Amongst also the facilities, all the universities in Finland have their restaurants and cafeterias; food costs only a fraction of what meal rates are regularly outside since they are subsidized by the government. Menus vary from a day to another and a week to another, and choices are unlimited: one can choose to go to a salad bar for a light meal, or head to a regular canteen that serves heavy meals with meat, chicken and fish options included with other ingredients in the dish, or rather walk into a vegetarian canteen which serves buffets for vegetarians and vegans. And yet, one can from time to time break the routines and pop in to pick up some fast food from the grill bar, which serves burgers of varied types and tastes with decent portions of French fries.
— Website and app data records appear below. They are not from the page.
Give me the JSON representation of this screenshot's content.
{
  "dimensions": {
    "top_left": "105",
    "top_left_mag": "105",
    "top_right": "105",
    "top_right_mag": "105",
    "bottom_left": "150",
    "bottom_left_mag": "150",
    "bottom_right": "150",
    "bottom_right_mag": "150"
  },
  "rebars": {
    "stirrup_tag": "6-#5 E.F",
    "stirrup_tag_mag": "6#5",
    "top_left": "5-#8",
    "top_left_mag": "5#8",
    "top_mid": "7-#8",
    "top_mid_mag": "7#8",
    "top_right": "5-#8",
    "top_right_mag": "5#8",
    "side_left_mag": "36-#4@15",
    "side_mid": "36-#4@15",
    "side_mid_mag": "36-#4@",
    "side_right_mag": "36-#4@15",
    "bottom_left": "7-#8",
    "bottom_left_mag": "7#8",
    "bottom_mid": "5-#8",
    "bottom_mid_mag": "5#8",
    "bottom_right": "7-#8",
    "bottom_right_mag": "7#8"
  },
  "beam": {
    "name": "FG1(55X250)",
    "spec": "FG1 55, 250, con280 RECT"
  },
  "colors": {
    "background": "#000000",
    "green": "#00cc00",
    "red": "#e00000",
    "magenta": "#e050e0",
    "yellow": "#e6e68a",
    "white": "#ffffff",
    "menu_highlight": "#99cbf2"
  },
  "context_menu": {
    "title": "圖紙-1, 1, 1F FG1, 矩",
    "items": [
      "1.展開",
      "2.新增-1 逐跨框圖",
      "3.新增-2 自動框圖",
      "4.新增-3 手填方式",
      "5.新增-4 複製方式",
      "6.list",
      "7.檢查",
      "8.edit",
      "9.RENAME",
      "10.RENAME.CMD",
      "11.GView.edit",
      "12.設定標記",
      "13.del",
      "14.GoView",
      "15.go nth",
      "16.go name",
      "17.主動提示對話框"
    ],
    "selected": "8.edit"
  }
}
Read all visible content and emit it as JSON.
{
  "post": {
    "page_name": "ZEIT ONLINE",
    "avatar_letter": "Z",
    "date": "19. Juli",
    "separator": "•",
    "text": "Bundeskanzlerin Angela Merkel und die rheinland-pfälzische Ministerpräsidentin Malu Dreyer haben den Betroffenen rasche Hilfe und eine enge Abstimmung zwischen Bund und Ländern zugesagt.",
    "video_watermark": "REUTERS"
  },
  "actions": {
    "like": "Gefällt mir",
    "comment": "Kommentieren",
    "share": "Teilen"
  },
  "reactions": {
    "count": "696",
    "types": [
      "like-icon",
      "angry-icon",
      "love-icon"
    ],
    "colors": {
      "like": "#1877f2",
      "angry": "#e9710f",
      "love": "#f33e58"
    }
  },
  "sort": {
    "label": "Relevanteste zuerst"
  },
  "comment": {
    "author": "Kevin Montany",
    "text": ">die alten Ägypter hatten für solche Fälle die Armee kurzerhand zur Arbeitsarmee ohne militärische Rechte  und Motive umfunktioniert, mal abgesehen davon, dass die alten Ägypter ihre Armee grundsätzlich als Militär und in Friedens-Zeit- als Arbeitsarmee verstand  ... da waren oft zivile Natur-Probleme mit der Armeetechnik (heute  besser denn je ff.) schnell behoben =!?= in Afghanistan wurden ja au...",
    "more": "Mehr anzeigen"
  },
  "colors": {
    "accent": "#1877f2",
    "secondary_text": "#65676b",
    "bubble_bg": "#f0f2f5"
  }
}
Meal prices are currently only €2.70 with a student card (regularly similar meals will cost around 7 to 10 euros outside) and are all accompanied with salad and either juice or milk. Students not only can they enjoy breakfast and lunch meals in the dining facilities but can also dine-in or take away for their dinners.
Extra-curricular activities and making new friends
One thing that may be of high concern to foreign students as well as Finnish students applying to study in a different country or city, is lack of socializing and fear of being isolated, particularly when speaking about Finland and its conservative society and people. Your concern has been fully understood and is progressively being addressed by “TAMKO” (The Students’ Union of Tampere University of Applied Sciences). Every university has its student union which offers countless services destined to make students feel welcomed, comfortable, and heard during their studies and even after graduation.
“TAMKO” for instance, from the beginning of our studies, has been arranging conveniently with our study schedules student parties in different places and for different occasions. I recall on our first day at university, we spend an entire sacred day for a traditional “welcoming party” meant for ice-breaking, networking, and having fun while getting to know each other through team activities and hilarious competitions, which also teach something about the Finnish cultures some habits to be expected when living in the country.
These fun gatherings and events are organized separately based on speciality and when attending them, it’s customary to wear overalls, which comes in different colours and each colour represents a speciality- Ours, for International Business degree, is red. The intention here is not to distract students from their studies, but to enhance their well-being and help them integrate properly not only with their university peers but also in the Finnish society and culture and feel the inclusion right from their arrival day.
We all need to let off the steam after a day full of acquisition and concentration in our studies, hence, universities in Finland offer in-house gym and sport facilities which are administered by unions run by students themselves. For instance, at TAMK we have SportUni, upon paying the affordable enrolment fees, a student can enjoy full use of the gym facility and other sports groups. I very much enjoyed playing football with my classmates and other university students, indoors in the winters and outdoors in summer. This opportunity allowed me to catch up and meet with my fellows relaxingly outside the academic world.
This is the first part of the blog series about the Finnish Higher Education. Read the second blog post about studying in Finland and dive deeper.
Do you want to know more? Check out the self-paced online course Higher Education in Finland.